• **Assignment**:
All of the data must be output without alteration.

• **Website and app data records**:
----------------------------------------

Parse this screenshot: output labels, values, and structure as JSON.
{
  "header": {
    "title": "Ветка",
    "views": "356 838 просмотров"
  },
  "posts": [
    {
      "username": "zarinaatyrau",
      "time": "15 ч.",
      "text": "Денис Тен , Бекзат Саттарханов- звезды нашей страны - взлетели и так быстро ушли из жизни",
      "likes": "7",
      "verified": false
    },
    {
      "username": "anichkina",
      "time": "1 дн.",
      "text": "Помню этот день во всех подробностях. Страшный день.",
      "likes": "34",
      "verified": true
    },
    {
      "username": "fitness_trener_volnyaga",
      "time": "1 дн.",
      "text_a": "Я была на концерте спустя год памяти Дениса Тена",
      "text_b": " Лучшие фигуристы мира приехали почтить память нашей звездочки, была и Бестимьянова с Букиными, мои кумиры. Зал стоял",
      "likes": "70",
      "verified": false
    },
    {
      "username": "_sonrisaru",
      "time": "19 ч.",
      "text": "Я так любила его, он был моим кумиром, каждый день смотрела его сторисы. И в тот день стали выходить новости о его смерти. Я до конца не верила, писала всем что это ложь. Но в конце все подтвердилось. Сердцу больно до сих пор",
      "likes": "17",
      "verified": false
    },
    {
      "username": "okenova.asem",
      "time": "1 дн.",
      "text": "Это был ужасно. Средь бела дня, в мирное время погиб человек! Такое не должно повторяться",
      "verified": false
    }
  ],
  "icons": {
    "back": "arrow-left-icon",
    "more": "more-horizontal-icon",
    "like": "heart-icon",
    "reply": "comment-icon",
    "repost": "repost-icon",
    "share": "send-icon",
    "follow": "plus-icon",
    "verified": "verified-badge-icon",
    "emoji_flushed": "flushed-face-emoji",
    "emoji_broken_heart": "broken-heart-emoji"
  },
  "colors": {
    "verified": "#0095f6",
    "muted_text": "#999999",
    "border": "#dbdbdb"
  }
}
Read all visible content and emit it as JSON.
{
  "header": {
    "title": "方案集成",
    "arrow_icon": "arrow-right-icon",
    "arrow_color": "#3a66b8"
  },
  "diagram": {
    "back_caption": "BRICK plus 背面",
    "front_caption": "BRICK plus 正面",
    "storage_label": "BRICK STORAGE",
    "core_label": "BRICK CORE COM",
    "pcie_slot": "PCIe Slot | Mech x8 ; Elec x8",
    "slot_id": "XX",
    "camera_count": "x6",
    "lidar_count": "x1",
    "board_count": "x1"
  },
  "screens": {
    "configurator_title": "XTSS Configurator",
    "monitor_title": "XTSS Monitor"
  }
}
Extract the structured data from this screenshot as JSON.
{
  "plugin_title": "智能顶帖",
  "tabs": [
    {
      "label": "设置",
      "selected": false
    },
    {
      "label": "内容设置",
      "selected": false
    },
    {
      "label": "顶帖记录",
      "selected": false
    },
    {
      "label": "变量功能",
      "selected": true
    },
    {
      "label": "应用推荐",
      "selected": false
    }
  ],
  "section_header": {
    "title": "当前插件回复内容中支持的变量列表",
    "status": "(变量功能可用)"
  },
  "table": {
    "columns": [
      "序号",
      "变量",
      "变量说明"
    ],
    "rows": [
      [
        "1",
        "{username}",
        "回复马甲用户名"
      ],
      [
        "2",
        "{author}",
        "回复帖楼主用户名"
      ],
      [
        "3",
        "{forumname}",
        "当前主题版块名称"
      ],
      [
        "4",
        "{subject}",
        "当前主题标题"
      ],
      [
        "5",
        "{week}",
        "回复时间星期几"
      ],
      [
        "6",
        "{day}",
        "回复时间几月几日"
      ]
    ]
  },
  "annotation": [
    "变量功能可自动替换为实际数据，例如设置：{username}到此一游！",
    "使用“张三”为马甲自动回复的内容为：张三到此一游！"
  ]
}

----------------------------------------

• **Result for this task**:
Parse this screenshot: output labels, values, and structure as JSON.
{
  "header": {
    "title": "Ветка",
    "views": "356 838 просмотров"
  },
  "posts": [
    {
      "username": "zarinaatyrau",
      "time": "15 ч.",
      "text": "Денис Тен , Бекзат Саттарханов- звезды нашей страны - взлетели и так быстро ушли из жизни",
      "likes": "7",
      "verified": false
    },
    {
      "username": "anichkina",
      "time": "1 дн.",
      "text": "Помню этот день во всех подробностях. Страшный день.",
      "likes": "34",
      "verified": true
    },
    {
      "username": "fitness_trener_volnyaga",
      "time": "1 дн.",
      "text_a": "Я была на концерте спустя год памяти Дениса Тена",
      "text_b": " Лучшие фигуристы мира приехали почтить память нашей звездочки, была и Бестимьянова с Букиными, мои кумиры. Зал стоял",
      "likes": "70",
      "verified": false
    },
    {
      "username": "_sonrisaru",
      "time": "19 ч.",
      "text": "Я так любила его, он был моим кумиром, каждый день смотрела его сторисы. И в тот день стали выходить новости о его смерти. Я до конца не верила, писала всем что это ложь. Но в конце все подтвердилось. Сердцу больно до сих пор",
      "likes": "17",
      "verified": false
    },
    {
      "username": "okenova.asem",
      "time": "1 дн.",
      "text": "Это был ужасно. Средь бела дня, в мирное время погиб человек! Такое не должно повторяться",
      "verified": false
    }
  ],
  "icons": {
    "back": "arrow-left-icon",
    "more": "more-horizontal-icon",
    "like": "heart-icon",
    "reply": "comment-icon",
    "repost": "repost-icon",
    "share": "send-icon",
    "follow": "plus-icon",
    "verified": "verified-badge-icon",
    "emoji_flushed": "flushed-face-emoji",
    "emoji_broken_heart": "broken-heart-emoji"
  },
  "colors": {
    "verified": "#0095f6",
    "muted_text": "#999999",
    "border": "#dbdbdb"
  }
}
Read all visible content and emit it as JSON.
{
  "header": {
    "title": "方案集成",
    "arrow_icon": "arrow-right-icon",
    "arrow_color": "#3a66b8"
  },
  "diagram": {
    "back_caption": "BRICK plus 背面",
    "front_caption": "BRICK plus 正面",
    "storage_label": "BRICK STORAGE",
    "core_label": "BRICK CORE COM",
    "pcie_slot": "PCIe Slot | Mech x8 ; Elec x8",
    "slot_id": "XX",
    "camera_count": "x6",
    "lidar_count": "x1",
    "board_count": "x1"
  },
  "screens": {
    "configurator_title": "XTSS Configurator",
    "monitor_title": "XTSS Monitor"
  }
}
Extract the structured data from this screenshot as JSON.
{
  "plugin_title": "智能顶帖",
  "tabs": [
    {
      "label": "设置",
      "selected": false
    },
    {
      "label": "内容设置",
      "selected": false
    },
    {
      "label": "顶帖记录",
      "selected": false
    },
    {
      "label": "变量功能",
      "selected": true
    },
    {
      "label": "应用推荐",
      "selected": false
    }
  ],
  "section_header": {
    "title": "当前插件回复内容中支持的变量列表",
    "status": "(变量功能可用)"
  },
  "table": {
    "columns": [
      "序号",
      "变量",
      "变量说明"
    ],
    "rows": [
      [
        "1",
        "{username}",
        "回复马甲用户名"
      ],
      [
        "2",
        "{author}",
        "回复帖楼主用户名"
      ],
      [
        "3",
        "{forumname}",
        "当前主题版块名称"
      ],
      [
        "4",
        "{subject}",
        "当前主题标题"
      ],
      [
        "5",
        "{week}",
        "回复时间星期几"
      ],
      [
        "6",
        "{day}",
        "回复时间几月几日"
      ]
    ]
  },
  "annotation": [
    "变量功能可自动替换为实际数据，例如设置：{username}到此一游！",
    "使用“张三”为马甲自动回复的内容为：张三到此一游！"
  ]
}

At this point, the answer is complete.